TASK INPUTS START

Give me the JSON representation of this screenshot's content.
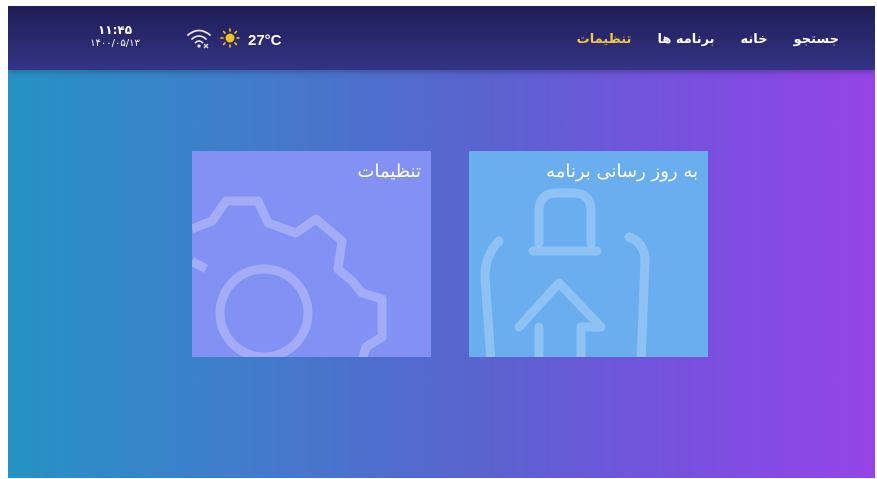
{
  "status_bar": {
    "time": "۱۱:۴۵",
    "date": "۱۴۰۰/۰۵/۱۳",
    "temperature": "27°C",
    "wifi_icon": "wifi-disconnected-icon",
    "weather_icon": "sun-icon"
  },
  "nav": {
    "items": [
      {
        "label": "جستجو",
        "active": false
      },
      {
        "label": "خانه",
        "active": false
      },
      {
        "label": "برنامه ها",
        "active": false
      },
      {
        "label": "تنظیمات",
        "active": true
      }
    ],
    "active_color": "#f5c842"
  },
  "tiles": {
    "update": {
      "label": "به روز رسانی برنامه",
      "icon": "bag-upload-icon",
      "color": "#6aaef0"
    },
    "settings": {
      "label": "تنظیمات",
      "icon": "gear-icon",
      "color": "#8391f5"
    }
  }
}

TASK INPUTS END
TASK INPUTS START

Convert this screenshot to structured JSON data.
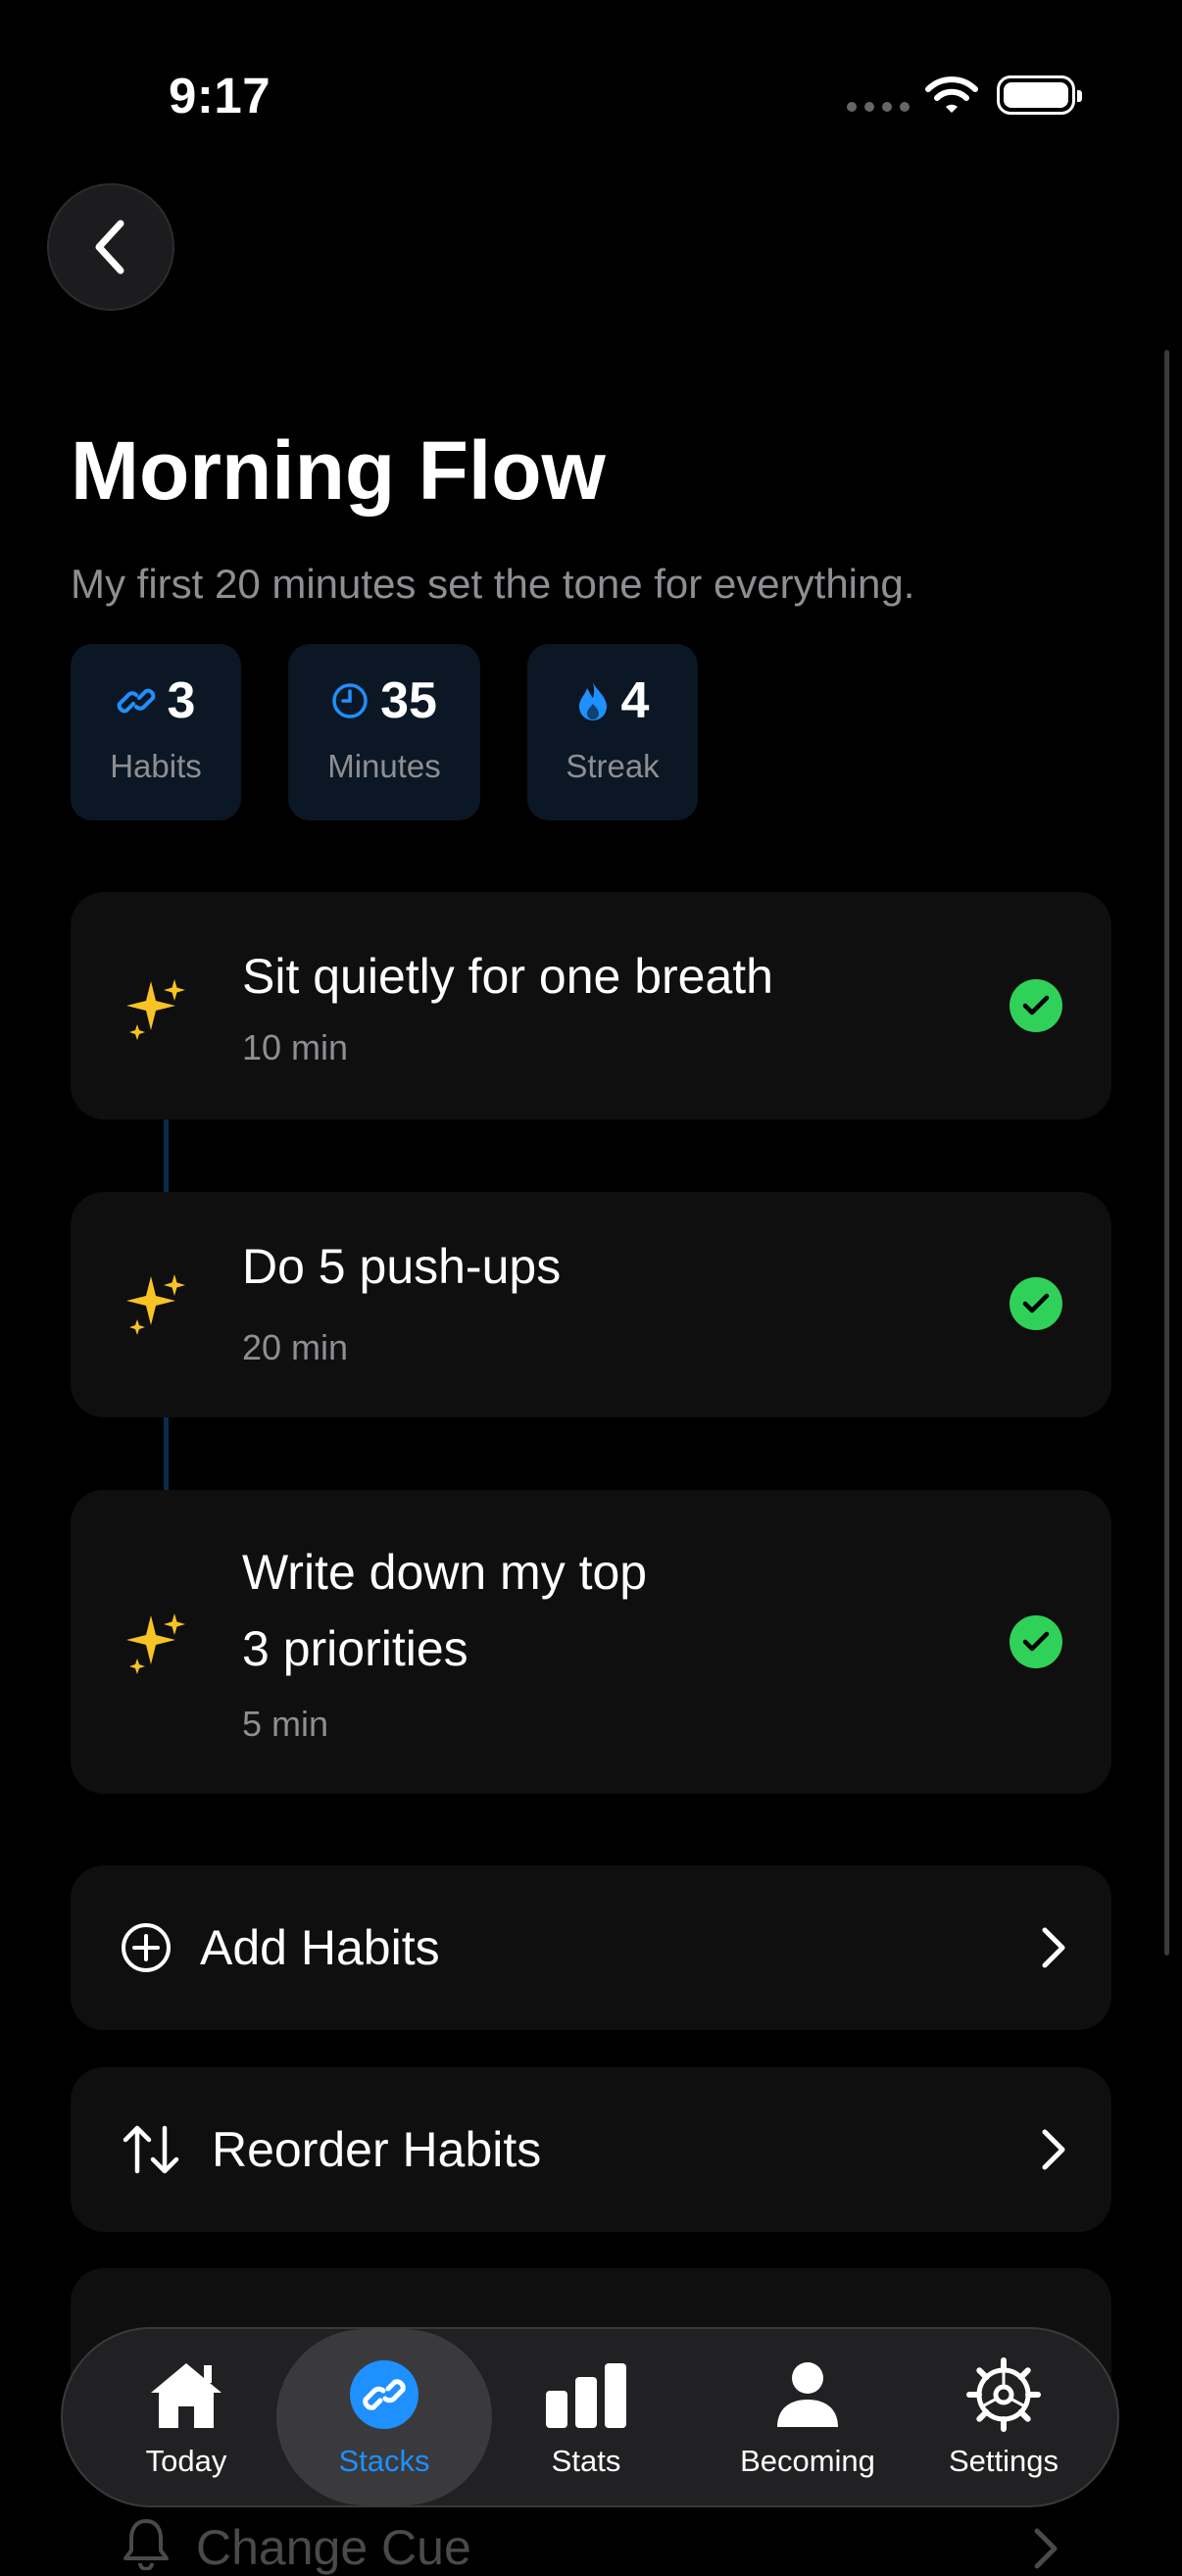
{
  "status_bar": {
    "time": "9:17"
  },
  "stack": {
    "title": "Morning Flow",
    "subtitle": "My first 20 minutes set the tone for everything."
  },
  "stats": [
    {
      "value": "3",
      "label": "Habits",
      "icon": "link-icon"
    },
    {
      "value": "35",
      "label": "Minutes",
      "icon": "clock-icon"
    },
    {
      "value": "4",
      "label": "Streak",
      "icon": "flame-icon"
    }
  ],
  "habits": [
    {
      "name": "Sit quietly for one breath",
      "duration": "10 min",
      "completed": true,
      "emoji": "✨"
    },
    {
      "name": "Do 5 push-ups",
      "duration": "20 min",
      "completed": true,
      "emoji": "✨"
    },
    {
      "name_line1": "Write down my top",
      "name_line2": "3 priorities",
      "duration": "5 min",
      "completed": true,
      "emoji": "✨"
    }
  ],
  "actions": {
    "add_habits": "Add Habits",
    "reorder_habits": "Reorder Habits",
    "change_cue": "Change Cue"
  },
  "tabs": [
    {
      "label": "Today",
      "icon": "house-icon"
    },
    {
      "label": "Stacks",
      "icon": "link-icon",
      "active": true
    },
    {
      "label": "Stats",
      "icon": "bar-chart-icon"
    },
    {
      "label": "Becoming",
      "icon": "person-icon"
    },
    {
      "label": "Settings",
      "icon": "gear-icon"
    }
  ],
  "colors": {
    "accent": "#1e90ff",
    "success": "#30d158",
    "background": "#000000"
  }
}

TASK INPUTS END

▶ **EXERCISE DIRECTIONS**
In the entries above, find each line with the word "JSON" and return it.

▶ **EXERCISE SOLUTION**
Give me the JSON representation of this screenshot's content.
Convert this screenshot to structured JSON data.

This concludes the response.